Judge Modifies Court Order in Wilbros Case
A modified court order is taking effect immediately in the Stephens County vs. Wilbros civil suit case.
The two sides met before Judge Robert Adamson for an all-day hearing Thursday in Stephens County Superior Court.
Thursday’s hearing included statements from both attorneys, as well as testimony from Wilbros’ owner Joe Wilbanks, two Georgia Environmental Protection Division officials, and an expert on composting from the University of Georgia.
During the hearing, Judge Adamson told both sides he wanted to know why there was a continuing odor problem and what could be done to try to alleviate it short of a 300-day timeline for in-vessel composting, or composting done in an enclosed facility, proposed by Wilbros.
The judge and attorneys for both sides agreed on a modified court order that would shorten that 300-day timeline where possible, including shortening the timeline for a pilot in-vessel composting program at the Rose Lane facility.
Also, the modified order will require Wilbros to place both permeable covers and woodchip covers over the outdoor compost rows within 10 days, as well as increase the carbon-nitrogen ratio in the composting process.
Finally, the modified order will mandate Wilbros to decrease the amount of chicken skin and fat waste being used on the compost pad by 30 percent. The order will also state that if Wilbros misses any deadlines in the order, it must decrease that chicken skin and fat waste by another 20 percent.
All of these were recommendations made by an expert witness called by the plaintiffs.
Don Stack, representing Stephens County and the other plaintiffs, said he is pleased with the outcome of today’s hearing.
“I think the judge is acutely aware of the concerns of the citizens and rightfully is considering the impacts to all the parties,” said Stack.
In remarks made during the hearing, Judge Adamson said he knows there is an odor problem and he knows citizens are tired of it.
However, the judge also said he is “not going to pull the economic plug” and shut the facility down at this time.
Wilbros’ attorney, Steven Gilliam, said he is satisfied with where the judge stands.
“Obviously, we are pleased that the judge understands the economics of the situation as well as the sensitivity of the neighbors and he is balancing those two interests,” said Gilliam, who called what the judge came up with a “very good proposal.”
During Thursday’s hearing, Dr. K.C. Das, a composting expert from the University of Georgia, testified that he feels many of the steps that are ending up in the modified order should help reduce odors from the Wilbros facility, specifically the compost piles.
Das said chicken skin and fat is very odorous in composting and hard to work with and reducing the amount of that in compost should reduce total odor production.
Meanwhile, he also said that while in-vessel composting will control odors better than composting out in the open, odors can be somewhat controlled on outdoor composting by raising the carbon-nitrogen ratio to slow bacterial decomposition that causes odor and adding permeable covers to the compost to reduce the amount of gas and air that comes off of the composting material.

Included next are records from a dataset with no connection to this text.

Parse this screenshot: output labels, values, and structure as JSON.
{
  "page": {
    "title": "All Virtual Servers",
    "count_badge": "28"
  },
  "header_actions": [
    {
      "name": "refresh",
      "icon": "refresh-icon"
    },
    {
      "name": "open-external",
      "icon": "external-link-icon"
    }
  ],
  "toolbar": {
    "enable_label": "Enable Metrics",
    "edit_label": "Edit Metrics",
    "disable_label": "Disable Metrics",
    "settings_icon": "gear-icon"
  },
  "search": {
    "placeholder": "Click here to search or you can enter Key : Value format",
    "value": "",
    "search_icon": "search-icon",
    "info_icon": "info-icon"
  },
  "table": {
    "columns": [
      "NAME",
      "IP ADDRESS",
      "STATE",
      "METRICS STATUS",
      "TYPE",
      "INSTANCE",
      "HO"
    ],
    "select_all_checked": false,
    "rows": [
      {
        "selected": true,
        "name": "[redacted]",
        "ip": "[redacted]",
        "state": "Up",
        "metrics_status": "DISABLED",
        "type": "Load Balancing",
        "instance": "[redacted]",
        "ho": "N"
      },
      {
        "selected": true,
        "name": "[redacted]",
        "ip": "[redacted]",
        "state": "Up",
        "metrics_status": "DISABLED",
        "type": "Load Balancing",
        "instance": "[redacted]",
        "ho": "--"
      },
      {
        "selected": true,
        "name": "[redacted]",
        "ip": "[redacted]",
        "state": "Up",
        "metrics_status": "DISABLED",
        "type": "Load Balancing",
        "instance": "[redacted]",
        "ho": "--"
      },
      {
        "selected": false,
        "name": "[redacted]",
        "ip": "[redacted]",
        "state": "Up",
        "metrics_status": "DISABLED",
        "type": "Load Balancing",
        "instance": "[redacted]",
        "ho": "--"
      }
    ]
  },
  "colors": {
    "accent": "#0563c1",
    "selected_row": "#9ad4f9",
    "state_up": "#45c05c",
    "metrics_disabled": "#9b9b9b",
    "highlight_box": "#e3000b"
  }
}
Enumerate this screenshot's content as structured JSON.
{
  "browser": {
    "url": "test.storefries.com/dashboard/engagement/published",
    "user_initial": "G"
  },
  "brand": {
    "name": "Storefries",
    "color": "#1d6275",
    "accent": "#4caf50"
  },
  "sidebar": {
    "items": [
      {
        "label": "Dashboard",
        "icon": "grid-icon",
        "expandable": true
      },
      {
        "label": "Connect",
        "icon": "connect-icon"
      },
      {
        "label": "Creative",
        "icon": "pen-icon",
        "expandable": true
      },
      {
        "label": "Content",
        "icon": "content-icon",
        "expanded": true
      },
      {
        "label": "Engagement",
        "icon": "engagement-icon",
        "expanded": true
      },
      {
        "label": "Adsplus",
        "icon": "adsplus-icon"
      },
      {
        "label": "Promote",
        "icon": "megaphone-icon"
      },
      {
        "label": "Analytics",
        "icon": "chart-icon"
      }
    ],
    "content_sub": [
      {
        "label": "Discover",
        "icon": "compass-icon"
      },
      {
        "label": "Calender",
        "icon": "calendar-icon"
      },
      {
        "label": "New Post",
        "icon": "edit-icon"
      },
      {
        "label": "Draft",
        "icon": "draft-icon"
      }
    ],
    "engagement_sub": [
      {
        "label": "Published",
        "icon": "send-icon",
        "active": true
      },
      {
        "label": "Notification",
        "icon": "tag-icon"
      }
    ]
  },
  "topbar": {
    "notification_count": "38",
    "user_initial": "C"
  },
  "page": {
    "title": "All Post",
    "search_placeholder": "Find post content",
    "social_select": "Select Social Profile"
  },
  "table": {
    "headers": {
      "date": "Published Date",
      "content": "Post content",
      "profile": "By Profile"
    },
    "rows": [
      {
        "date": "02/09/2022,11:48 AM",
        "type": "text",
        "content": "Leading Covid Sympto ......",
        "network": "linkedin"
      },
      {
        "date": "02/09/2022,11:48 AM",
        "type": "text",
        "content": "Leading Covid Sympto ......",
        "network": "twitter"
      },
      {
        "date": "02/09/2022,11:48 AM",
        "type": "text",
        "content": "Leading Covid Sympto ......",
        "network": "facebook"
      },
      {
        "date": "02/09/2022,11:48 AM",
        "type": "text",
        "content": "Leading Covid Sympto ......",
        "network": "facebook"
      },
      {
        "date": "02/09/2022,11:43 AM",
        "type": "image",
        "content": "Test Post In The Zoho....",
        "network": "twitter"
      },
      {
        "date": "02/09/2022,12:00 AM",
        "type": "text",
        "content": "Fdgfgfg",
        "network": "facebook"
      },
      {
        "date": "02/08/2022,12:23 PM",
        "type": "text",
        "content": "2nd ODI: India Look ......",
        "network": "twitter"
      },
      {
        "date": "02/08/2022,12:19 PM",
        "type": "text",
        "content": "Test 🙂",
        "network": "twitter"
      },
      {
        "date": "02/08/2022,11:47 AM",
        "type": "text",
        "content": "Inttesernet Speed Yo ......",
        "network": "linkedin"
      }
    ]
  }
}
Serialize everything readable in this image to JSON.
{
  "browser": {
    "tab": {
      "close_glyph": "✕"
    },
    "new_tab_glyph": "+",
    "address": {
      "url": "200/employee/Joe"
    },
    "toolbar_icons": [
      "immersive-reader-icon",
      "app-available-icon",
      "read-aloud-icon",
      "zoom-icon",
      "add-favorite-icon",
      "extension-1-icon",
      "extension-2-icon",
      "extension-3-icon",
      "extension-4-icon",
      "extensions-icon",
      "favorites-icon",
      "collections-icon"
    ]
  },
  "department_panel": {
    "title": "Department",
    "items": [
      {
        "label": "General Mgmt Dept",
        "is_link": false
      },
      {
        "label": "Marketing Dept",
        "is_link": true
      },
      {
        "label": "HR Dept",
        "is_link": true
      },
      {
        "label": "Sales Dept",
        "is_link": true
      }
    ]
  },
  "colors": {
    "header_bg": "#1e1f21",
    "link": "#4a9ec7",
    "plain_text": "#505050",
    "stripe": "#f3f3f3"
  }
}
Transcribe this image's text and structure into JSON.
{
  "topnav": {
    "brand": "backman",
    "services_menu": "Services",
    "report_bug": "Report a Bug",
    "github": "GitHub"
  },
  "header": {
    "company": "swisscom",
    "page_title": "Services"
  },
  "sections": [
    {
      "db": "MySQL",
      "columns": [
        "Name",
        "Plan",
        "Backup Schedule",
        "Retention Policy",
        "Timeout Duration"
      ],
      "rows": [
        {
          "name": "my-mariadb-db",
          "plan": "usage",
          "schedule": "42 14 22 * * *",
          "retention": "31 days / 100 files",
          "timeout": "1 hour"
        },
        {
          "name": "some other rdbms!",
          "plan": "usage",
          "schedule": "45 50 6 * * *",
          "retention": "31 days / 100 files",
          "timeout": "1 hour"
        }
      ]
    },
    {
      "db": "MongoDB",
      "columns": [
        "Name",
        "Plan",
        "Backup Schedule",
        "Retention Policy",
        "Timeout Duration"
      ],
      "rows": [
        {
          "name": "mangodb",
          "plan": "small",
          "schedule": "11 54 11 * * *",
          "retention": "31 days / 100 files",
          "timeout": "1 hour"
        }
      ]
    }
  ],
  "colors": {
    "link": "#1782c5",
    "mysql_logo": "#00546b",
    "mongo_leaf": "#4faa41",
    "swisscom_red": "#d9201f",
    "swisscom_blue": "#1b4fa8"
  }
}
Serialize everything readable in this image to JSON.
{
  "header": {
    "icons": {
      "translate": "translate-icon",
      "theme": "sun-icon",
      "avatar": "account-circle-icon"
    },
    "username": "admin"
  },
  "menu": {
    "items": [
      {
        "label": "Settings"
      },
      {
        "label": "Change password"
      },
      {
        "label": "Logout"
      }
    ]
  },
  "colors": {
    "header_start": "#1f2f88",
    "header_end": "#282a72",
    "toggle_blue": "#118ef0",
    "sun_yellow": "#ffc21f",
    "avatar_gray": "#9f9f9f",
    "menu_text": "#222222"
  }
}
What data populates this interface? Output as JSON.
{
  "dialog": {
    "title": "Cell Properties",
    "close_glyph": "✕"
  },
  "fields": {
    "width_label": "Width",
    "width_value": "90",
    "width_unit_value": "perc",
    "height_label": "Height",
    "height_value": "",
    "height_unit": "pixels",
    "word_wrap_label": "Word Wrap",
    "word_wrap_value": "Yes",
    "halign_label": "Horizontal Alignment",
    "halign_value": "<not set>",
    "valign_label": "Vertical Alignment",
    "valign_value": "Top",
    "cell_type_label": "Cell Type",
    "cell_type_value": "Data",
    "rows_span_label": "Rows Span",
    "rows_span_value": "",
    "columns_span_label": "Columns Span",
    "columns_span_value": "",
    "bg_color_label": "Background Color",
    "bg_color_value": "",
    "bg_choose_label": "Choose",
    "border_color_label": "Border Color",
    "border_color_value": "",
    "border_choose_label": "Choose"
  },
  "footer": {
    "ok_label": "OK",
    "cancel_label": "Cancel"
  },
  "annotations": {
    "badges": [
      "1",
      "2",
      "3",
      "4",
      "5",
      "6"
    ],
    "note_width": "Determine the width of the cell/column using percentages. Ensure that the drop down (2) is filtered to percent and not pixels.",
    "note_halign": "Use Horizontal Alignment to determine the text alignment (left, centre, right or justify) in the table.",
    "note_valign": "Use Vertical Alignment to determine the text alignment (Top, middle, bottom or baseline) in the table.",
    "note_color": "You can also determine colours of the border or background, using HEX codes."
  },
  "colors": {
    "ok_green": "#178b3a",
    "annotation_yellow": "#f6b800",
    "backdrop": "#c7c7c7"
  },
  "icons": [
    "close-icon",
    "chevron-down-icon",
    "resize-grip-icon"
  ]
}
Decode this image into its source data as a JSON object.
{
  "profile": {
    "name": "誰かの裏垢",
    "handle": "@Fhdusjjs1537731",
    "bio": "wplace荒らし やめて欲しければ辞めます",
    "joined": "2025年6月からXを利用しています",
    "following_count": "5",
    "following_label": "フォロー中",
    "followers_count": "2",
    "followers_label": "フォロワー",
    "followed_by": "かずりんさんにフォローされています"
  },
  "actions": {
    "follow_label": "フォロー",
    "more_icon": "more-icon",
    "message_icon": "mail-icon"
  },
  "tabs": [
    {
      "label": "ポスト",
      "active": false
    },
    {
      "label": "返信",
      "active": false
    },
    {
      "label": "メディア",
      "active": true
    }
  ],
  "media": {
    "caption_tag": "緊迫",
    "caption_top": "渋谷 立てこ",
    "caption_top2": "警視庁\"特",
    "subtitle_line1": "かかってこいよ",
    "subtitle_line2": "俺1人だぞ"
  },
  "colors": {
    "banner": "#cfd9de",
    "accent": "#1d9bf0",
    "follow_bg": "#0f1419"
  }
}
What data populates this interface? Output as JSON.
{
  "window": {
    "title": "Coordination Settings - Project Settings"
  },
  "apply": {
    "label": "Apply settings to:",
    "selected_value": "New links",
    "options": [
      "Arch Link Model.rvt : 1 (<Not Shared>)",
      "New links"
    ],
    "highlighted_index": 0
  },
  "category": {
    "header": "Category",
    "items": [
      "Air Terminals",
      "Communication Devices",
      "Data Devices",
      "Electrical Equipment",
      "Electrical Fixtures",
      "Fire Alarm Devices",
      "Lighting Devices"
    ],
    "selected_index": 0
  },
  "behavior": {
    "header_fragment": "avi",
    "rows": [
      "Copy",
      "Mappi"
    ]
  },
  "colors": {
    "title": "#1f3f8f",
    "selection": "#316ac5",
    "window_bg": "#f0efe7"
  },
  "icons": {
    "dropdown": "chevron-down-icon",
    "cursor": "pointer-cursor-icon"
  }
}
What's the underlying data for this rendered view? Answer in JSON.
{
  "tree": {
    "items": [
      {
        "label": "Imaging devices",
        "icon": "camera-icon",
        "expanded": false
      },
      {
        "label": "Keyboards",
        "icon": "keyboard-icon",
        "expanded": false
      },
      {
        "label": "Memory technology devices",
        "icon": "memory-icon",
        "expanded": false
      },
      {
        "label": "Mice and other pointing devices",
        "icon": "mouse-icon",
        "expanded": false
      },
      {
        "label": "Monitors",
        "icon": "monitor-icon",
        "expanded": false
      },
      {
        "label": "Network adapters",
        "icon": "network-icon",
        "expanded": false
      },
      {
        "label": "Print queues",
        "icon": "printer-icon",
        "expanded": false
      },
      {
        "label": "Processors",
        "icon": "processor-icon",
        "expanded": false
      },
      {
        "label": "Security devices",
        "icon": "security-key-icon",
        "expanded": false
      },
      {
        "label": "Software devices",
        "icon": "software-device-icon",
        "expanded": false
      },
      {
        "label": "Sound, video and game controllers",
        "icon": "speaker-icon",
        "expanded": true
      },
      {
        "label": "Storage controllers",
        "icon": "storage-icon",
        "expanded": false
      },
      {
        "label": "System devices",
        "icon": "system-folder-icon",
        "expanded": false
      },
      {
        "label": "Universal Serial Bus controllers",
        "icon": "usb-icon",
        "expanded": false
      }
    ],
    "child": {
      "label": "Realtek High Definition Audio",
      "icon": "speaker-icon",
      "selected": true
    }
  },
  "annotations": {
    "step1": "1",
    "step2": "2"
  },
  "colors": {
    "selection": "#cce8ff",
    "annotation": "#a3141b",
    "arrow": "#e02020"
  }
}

The court also heard from Ted Hendrickz and Jeff Cown with the Georgia Environmental Protection Division Thursday.
Both men have been involved with inspecting the Wilbros facility in regards to Environmental Protection Division regulations, including the consent order Wilbros agreed to with the EPD in December.
That consent order laid out steps for Wilbros to take that EPD officials said at the time they felt would help reduce the odor.
During his testimony, Hendrickz confirmed that the EPD was working on a notice of violation against Wilbros, but did not go into detail, stating he could not discuss details of an ongoing enforcement action.
Possible violations of the EPD consent order came up after Wilbros’ owner Joe Wilbanks took the stand first thing Thursday morning.
Under questioning, Stack asked Wilbanks about numerous EPD findings on site visits that did not appear to be in compliance with the consent order.
Wilbanks called some of those findings incorrect, but did seem to acknowledge some things at the facility pointed out by the EPD may have been in contradiction to the consent order.
With the terms of the order agreed to and in place, attorneys and the judge will now work on the formal written order.